I would change the ending to give the reader more of a resolution. I would end it happily, of course. I would have Quinn and Jill get together. I would have Rashad and Tiffany get together. I would have Quinn make starter of the basketball team despite skipping practice to go to the protest. I would have English and Quinn get attention from basketball scouts. I would have Paul get fired and put in jail for assault after a successful trial. I would have Guzzo realize that Paul was guilty and make up with Quinn.
14. What kind of person do you feel the author is? What makes you feel this way?
I feel that the authors, Jason Reynolds and Brendan Kiely, are very creative people. I wonder if one wrote the voice of Quinn while the other wrote the voice of Rashad. They organized the book in a way that kept the reader interested. I enjoyed getting two perspectives on the story. They created the characters so that they were very easy to relate to and were very three dimensional. I liked both of their writing styles.
15. How did this work make you feel? Explain.
All American Boys made me ask myself a lot of questions. Had I ever been discriminatory towards someone based on their race without realizing it? How do we stop police brutality and racial discrimination from occurring? Why are these beliefs that black people are less than white people so deeply held? Had I ever been dismissive of an issue within our country because it did not directly affect me?
16. Do you share any of the feelings of the characters in this work? Explain.
I share Quinn’s feeling of guilt when he realized that he can just step away from this issue that Rashad is facing. He does not have to be a part of it because he is white. He does not have to face certain struggles just because he is white. He does not have to fight for his own civil liberties because he is a white male. He feels guilty that he could just turn his back on another person because of a difference of skin color. He realizes that he does not want to step away from the issue anymore and goes to the protest.
17. Sometimes works leave you with the feeling that there is more to tell. Did this work do this? What do you think might happen?
YES! There were so many questions, as I have already stated. There was no retribution for Paul. We never found out about the basketball starters or the relationships that Quinn and Rashad hoped to form. We never know if anything happens because of the protest. We don’t know if Rashad ends up going to court. We don’t know anything!
18. Would you like to read something else by this author? Why or why not?
I would read other pieces of work by these authors because I liked their writing style. I read this book very quickly, and enjoyed reading it. The words were simple. The character’s had different voices.
19. What do you feel is the most important word, phrase, passage, or paragraph in this work? Explain why it is important.
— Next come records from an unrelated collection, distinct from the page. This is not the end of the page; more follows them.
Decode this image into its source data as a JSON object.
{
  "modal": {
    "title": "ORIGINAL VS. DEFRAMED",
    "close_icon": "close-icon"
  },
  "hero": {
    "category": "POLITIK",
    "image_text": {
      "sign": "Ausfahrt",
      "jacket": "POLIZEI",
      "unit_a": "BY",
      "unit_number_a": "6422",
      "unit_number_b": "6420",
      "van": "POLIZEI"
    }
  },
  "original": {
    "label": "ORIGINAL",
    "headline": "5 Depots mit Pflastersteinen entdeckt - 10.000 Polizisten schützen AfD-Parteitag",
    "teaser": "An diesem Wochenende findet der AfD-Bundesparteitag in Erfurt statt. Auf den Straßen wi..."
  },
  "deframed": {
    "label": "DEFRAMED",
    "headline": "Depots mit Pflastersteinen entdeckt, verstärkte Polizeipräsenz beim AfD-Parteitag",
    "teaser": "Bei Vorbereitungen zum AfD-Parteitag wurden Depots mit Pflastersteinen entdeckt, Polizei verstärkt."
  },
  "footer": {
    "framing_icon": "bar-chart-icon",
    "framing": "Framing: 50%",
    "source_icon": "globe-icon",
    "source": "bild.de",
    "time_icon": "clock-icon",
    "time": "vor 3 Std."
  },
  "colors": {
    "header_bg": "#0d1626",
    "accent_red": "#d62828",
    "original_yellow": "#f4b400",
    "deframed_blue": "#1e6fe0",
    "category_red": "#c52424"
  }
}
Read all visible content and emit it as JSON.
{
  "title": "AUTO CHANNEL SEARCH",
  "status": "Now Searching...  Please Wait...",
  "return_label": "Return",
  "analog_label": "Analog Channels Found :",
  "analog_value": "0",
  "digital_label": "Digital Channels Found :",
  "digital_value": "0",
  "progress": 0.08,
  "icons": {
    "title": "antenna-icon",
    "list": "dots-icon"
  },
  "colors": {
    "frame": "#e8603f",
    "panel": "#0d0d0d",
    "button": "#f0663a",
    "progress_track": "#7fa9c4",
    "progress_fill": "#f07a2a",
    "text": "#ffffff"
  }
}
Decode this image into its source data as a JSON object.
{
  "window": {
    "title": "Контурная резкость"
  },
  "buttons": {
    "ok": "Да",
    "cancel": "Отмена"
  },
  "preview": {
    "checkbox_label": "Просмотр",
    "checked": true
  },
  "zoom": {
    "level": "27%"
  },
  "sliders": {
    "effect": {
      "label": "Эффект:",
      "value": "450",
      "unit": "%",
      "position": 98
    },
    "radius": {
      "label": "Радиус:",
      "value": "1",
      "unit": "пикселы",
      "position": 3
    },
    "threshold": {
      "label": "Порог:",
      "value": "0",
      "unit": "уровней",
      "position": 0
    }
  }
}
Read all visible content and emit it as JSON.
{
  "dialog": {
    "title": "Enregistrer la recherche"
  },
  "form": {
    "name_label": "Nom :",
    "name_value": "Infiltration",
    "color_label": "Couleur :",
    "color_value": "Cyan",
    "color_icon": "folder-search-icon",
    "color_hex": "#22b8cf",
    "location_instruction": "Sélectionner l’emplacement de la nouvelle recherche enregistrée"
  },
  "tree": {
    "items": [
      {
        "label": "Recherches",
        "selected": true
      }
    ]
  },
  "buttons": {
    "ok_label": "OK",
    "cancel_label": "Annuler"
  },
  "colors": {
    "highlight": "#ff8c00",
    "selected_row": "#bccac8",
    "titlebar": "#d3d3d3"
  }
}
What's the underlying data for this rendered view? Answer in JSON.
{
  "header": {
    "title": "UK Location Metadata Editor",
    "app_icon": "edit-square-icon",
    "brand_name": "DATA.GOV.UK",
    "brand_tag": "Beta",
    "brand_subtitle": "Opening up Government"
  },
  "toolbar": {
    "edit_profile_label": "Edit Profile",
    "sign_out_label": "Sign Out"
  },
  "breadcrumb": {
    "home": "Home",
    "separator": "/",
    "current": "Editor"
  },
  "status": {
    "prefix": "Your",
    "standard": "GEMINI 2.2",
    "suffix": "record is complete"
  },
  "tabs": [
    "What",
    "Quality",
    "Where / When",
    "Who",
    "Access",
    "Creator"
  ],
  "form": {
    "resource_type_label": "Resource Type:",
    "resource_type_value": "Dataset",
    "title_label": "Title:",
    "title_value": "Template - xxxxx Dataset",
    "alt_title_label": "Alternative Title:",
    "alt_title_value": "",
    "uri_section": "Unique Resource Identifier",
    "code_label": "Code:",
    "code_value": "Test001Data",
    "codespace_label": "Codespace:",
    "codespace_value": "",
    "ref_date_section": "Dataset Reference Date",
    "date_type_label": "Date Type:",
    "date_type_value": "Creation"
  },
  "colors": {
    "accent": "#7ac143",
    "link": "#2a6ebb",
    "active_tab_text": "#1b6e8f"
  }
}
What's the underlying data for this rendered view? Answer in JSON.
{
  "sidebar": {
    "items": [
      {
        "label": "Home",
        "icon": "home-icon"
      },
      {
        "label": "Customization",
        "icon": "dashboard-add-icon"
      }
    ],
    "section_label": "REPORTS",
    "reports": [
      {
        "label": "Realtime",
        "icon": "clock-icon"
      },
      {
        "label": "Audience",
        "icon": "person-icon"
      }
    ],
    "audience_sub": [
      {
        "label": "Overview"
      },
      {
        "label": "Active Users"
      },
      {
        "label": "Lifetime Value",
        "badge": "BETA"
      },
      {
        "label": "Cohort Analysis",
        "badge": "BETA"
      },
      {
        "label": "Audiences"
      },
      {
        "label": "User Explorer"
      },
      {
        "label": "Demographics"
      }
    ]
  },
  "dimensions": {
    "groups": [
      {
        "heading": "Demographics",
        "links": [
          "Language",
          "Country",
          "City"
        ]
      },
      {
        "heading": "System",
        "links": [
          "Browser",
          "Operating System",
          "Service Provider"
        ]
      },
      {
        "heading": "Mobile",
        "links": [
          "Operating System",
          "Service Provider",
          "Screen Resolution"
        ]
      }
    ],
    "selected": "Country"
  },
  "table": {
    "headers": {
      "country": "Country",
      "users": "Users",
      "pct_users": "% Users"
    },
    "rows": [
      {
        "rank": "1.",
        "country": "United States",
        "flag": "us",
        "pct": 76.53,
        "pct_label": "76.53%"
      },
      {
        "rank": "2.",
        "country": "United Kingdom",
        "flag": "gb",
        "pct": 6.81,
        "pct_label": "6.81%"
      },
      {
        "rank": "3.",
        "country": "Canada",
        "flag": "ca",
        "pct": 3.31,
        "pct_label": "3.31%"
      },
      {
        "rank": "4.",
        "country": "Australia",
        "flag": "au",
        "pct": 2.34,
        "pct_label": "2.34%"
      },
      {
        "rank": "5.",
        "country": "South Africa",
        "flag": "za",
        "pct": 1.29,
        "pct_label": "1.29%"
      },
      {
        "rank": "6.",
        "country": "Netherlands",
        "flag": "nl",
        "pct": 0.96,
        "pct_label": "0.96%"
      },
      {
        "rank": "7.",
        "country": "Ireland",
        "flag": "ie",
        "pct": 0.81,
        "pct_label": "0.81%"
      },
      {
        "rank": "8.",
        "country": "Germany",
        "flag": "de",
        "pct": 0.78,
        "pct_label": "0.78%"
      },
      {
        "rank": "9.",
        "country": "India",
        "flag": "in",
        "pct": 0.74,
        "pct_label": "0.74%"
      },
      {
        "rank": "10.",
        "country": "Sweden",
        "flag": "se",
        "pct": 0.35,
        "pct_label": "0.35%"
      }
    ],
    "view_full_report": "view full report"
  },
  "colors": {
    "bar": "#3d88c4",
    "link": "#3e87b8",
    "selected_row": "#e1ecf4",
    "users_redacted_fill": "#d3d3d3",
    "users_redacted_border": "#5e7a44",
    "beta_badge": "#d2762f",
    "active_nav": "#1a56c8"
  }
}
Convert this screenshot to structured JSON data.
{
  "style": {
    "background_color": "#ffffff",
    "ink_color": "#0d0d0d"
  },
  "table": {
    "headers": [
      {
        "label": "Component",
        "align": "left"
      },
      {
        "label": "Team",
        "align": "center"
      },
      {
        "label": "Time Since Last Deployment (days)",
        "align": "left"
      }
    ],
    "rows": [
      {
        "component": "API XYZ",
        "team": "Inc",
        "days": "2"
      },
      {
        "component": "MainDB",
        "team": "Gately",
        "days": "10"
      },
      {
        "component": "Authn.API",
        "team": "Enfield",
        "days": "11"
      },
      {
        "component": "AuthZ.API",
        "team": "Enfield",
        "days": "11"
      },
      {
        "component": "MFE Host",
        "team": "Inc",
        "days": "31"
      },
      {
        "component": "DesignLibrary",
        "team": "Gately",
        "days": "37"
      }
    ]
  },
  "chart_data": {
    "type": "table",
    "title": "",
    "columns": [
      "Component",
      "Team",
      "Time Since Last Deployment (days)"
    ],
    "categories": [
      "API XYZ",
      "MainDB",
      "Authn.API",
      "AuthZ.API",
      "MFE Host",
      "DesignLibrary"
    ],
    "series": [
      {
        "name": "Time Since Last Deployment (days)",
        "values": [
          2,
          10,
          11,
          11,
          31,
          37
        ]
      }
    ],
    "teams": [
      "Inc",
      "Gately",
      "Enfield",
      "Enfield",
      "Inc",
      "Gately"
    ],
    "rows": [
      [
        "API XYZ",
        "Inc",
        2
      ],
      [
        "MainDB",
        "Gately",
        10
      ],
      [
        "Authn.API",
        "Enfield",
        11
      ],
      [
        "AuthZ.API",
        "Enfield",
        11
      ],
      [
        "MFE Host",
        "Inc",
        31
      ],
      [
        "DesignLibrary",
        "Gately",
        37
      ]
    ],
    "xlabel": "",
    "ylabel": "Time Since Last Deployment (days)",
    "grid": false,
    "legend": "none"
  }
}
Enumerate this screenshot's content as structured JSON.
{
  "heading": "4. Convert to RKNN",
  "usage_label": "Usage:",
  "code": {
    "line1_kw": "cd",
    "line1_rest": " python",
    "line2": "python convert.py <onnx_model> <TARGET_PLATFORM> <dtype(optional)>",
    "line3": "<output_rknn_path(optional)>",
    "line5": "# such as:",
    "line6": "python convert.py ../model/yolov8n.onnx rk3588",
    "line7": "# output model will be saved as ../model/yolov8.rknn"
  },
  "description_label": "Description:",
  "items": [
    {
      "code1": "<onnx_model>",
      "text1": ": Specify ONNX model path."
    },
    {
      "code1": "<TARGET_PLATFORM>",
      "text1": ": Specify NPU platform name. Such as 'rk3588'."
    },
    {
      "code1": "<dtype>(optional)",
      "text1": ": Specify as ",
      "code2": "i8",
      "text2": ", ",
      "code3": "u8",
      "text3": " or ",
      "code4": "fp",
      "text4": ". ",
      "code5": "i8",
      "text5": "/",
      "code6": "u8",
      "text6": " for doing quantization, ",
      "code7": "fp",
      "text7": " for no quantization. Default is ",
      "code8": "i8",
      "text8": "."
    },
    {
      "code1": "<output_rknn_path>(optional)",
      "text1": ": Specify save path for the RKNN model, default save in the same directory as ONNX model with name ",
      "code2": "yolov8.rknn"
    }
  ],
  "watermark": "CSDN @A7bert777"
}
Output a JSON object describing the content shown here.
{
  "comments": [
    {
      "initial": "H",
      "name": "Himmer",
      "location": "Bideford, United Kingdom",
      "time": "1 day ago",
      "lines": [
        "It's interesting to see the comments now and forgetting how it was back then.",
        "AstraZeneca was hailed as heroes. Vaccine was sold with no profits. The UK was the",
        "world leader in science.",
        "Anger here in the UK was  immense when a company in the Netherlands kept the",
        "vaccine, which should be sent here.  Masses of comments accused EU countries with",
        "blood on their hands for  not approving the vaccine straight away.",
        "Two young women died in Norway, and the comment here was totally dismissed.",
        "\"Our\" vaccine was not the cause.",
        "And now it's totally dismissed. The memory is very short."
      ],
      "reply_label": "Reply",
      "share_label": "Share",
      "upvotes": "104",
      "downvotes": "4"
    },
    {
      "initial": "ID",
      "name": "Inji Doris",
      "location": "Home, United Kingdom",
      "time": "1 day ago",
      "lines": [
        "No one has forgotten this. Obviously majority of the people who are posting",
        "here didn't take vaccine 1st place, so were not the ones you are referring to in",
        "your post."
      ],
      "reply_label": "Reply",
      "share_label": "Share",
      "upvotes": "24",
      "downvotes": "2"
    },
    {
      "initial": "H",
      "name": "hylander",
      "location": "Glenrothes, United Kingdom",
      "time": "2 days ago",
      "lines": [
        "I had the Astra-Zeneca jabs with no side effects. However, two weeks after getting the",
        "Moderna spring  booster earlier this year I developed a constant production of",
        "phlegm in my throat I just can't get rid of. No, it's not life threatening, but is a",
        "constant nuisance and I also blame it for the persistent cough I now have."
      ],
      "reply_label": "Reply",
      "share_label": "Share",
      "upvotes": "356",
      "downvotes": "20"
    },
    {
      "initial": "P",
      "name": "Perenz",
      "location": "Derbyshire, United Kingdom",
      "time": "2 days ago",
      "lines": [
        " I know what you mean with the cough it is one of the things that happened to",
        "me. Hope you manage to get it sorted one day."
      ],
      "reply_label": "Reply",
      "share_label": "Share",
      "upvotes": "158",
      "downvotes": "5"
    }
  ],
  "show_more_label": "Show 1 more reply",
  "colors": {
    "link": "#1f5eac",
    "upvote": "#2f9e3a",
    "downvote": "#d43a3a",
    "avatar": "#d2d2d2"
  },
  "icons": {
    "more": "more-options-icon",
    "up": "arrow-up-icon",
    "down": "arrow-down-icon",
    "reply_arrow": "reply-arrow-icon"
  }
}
When Quinn is questioning whether to go to the protest because he is scared of the military tanks, Jill gives him a flyer with a quote by Desmond Tutu that says: “If you are neutral in situations of injustice, you have chosen the side of the oppressor.” I think this is the most important phrase in the book because it shows the whole moral of the book. Just because injustice or discrimination does not directly affect you, that does not mean you can remain neutral. If you remain neutral, then you are just as bad as the people doing the injustice. We can help fight against discrimination even if it does not involve us, and we should, as decent human beings, stand up for our fellow human-beings. We can fight hate and ignorance with education.
20. If you were an English teacher, would you want to share this work with your students? Why or why not?
I would want to share All American Boys with my students. People may not be aware of the kinds of discrimination people of color face, especially in rural communities like small town Nebraska. This book can be a way to open student’s minds to the struggles that other people face, and may motivate them to stand against injustice even if it does not involve them directly.